EXERCISE DIRECTIONS — Throughout the entries below, report every line where "legend" is found.

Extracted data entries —
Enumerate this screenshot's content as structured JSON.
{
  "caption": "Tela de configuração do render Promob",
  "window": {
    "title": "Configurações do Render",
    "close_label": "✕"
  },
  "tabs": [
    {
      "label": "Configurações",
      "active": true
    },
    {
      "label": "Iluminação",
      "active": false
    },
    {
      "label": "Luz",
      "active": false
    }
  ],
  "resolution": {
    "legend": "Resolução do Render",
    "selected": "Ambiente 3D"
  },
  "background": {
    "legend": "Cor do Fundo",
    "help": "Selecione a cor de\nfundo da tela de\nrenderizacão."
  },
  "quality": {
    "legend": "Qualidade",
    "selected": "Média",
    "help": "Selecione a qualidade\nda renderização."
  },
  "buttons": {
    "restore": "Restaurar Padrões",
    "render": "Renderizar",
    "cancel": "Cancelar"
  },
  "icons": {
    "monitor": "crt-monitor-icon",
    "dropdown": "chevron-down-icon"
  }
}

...

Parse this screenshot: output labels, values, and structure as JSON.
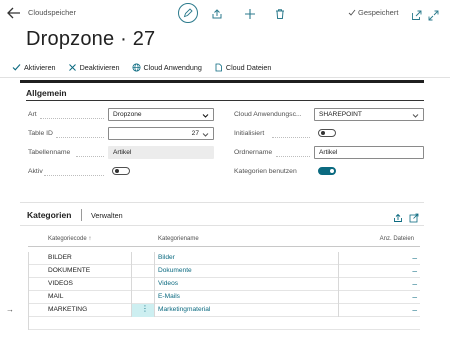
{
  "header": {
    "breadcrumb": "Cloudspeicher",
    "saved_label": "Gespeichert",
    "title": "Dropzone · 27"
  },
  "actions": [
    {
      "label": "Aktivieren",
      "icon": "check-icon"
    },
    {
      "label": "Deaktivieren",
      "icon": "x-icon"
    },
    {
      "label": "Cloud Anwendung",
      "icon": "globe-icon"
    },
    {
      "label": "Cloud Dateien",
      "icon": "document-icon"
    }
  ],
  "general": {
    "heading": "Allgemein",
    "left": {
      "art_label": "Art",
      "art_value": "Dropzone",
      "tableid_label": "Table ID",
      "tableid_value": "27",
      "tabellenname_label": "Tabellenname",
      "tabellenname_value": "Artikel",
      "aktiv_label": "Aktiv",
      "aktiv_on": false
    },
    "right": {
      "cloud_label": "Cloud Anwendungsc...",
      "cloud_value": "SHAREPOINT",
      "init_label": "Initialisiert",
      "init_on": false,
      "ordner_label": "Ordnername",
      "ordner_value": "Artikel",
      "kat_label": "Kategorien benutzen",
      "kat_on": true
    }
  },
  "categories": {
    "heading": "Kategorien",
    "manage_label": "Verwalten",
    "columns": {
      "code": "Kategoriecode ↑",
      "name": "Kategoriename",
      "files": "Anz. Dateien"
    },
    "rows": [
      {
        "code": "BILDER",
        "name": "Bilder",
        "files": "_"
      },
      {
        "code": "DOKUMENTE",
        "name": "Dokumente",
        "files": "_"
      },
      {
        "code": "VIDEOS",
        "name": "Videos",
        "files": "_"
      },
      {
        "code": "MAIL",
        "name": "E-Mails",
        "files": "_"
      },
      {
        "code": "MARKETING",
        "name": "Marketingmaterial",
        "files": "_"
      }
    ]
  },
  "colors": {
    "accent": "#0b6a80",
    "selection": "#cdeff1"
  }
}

WRITTEN SOLUTION —
    "legend": "Resolução do Render",
    "legend": "Cor do Fundo",
    "legend": "Qualidade",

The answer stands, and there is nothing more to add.